Aim of the exercise:
Return all of the entries below exactly as they are given.

Input for this task:

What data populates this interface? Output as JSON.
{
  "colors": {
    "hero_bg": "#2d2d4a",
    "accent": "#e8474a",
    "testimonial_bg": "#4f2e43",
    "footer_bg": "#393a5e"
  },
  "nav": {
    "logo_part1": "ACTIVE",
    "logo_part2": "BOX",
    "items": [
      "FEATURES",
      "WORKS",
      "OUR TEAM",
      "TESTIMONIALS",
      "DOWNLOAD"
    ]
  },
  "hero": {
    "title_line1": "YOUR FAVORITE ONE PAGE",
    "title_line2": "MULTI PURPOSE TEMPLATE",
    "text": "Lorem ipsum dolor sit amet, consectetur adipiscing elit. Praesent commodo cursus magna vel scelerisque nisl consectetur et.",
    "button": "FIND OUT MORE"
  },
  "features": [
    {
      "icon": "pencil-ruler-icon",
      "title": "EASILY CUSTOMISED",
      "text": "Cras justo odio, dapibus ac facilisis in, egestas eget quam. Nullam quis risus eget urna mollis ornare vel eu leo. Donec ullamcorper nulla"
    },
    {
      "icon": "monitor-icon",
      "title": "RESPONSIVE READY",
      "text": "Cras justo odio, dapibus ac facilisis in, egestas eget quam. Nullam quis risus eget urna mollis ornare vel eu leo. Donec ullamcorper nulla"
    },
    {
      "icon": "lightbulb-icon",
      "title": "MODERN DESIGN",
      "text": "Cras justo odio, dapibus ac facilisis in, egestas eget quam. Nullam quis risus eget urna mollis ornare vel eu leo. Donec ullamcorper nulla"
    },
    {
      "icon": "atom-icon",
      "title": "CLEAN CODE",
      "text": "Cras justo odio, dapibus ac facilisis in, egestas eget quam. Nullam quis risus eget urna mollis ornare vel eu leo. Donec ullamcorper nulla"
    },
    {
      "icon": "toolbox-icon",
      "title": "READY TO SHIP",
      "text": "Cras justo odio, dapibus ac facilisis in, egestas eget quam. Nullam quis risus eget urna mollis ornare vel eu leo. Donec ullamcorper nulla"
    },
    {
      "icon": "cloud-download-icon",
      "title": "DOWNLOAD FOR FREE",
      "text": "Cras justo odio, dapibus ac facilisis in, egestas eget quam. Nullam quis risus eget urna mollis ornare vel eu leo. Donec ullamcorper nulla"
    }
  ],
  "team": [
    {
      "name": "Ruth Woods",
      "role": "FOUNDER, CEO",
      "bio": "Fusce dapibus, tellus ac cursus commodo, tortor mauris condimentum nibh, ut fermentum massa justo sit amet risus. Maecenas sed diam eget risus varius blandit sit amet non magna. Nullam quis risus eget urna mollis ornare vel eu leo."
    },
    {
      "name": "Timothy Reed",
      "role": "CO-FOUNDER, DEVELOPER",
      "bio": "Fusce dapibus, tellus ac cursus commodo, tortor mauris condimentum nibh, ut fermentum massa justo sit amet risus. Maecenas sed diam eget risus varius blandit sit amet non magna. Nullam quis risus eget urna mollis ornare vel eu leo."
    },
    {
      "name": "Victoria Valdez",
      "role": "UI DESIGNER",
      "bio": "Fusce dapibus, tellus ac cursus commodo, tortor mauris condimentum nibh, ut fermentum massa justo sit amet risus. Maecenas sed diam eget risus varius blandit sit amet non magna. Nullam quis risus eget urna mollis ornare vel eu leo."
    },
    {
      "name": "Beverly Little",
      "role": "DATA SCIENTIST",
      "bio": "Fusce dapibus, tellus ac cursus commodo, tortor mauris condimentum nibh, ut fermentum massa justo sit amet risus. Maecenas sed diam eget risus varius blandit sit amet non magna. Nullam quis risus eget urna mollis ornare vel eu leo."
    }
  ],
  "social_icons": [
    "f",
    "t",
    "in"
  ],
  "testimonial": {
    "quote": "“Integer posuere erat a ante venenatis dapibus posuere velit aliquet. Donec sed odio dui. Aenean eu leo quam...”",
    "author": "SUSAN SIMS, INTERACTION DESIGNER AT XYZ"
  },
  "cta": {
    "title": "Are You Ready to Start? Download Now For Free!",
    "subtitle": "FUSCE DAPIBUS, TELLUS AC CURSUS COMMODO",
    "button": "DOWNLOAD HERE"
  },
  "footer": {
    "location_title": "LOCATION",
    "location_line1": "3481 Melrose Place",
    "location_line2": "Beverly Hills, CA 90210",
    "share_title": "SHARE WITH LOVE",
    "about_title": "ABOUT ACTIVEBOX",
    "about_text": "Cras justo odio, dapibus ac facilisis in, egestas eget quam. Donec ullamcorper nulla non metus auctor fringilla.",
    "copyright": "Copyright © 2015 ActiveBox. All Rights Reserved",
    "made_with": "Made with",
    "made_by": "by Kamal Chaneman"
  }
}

Problem solution:
What data populates this interface? Output as JSON.
{
  "colors": {
    "hero_bg": "#2d2d4a",
    "accent": "#e8474a",
    "testimonial_bg": "#4f2e43",
    "footer_bg": "#393a5e"
  },
  "nav": {
    "logo_part1": "ACTIVE",
    "logo_part2": "BOX",
    "items": [
      "FEATURES",
      "WORKS",
      "OUR TEAM",
      "TESTIMONIALS",
      "DOWNLOAD"
    ]
  },
  "hero": {
    "title_line1": "YOUR FAVORITE ONE PAGE",
    "title_line2": "MULTI PURPOSE TEMPLATE",
    "text": "Lorem ipsum dolor sit amet, consectetur adipiscing elit. Praesent commodo cursus magna vel scelerisque nisl consectetur et.",
    "button": "FIND OUT MORE"
  },
  "features": [
    {
      "icon": "pencil-ruler-icon",
      "title": "EASILY CUSTOMISED",
      "text": "Cras justo odio, dapibus ac facilisis in, egestas eget quam. Nullam quis risus eget urna mollis ornare vel eu leo. Donec ullamcorper nulla"
    },
    {
      "icon": "monitor-icon",
      "title": "RESPONSIVE READY",
      "text": "Cras justo odio, dapibus ac facilisis in, egestas eget quam. Nullam quis risus eget urna mollis ornare vel eu leo. Donec ullamcorper nulla"
    },
    {
      "icon": "lightbulb-icon",
      "title": "MODERN DESIGN",
      "text": "Cras justo odio, dapibus ac facilisis in, egestas eget quam. Nullam quis risus eget urna mollis ornare vel eu leo. Donec ullamcorper nulla"
    },
    {
      "icon": "atom-icon",
      "title": "CLEAN CODE",
      "text": "Cras justo odio, dapibus ac facilisis in, egestas eget quam. Nullam quis risus eget urna mollis ornare vel eu leo. Donec ullamcorper nulla"
    },
    {
      "icon": "toolbox-icon",
      "title": "READY TO SHIP",
      "text": "Cras justo odio, dapibus ac facilisis in, egestas eget quam. Nullam quis risus eget urna mollis ornare vel eu leo. Donec ullamcorper nulla"
    },
    {
      "icon": "cloud-download-icon",
      "title": "DOWNLOAD FOR FREE",
      "text": "Cras justo odio, dapibus ac facilisis in, egestas eget quam. Nullam quis risus eget urna mollis ornare vel eu leo. Donec ullamcorper nulla"
    }
  ],
  "team": [
    {
      "name": "Ruth Woods",
      "role": "FOUNDER, CEO",
      "bio": "Fusce dapibus, tellus ac cursus commodo, tortor mauris condimentum nibh, ut fermentum massa justo sit amet risus. Maecenas sed diam eget risus varius blandit sit amet non magna. Nullam quis risus eget urna mollis ornare vel eu leo."
    },
    {
      "name": "Timothy Reed",
      "role": "CO-FOUNDER, DEVELOPER",
      "bio": "Fusce dapibus, tellus ac cursus commodo, tortor mauris condimentum nibh, ut fermentum massa justo sit amet risus. Maecenas sed diam eget risus varius blandit sit amet non magna. Nullam quis risus eget urna mollis ornare vel eu leo."
    },
    {
      "name": "Victoria Valdez",
      "role": "UI DESIGNER",
      "bio": "Fusce dapibus, tellus ac cursus commodo, tortor mauris condimentum nibh, ut fermentum massa justo sit amet risus. Maecenas sed diam eget risus varius blandit sit amet non magna. Nullam quis risus eget urna mollis ornare vel eu leo."
    },
    {
      "name": "Beverly Little",
      "role": "DATA SCIENTIST",
      "bio": "Fusce dapibus, tellus ac cursus commodo, tortor mauris condimentum nibh, ut fermentum massa justo sit amet risus. Maecenas sed diam eget risus varius blandit sit amet non magna. Nullam quis risus eget urna mollis ornare vel eu leo."
    }
  ],
  "social_icons": [
    "f",
    "t",
    "in"
  ],
  "testimonial": {
    "quote": "“Integer posuere erat a ante venenatis dapibus posuere velit aliquet. Donec sed odio dui. Aenean eu leo quam...”",
    "author": "SUSAN SIMS, INTERACTION DESIGNER AT XYZ"
  },
  "cta": {
    "title": "Are You Ready to Start? Download Now For Free!",
    "subtitle": "FUSCE DAPIBUS, TELLUS AC CURSUS COMMODO",
    "button": "DOWNLOAD HERE"
  },
  "footer": {
    "location_title": "LOCATION",
    "location_line1": "3481 Melrose Place",
    "location_line2": "Beverly Hills, CA 90210",
    "share_title": "SHARE WITH LOVE",
    "about_title": "ABOUT ACTIVEBOX",
    "about_text": "Cras justo odio, dapibus ac facilisis in, egestas eget quam. Donec ullamcorper nulla non metus auctor fringilla.",
    "copyright": "Copyright © 2015 ActiveBox. All Rights Reserved",
    "made_with": "Made with",
    "made_by": "by Kamal Chaneman"
  }
}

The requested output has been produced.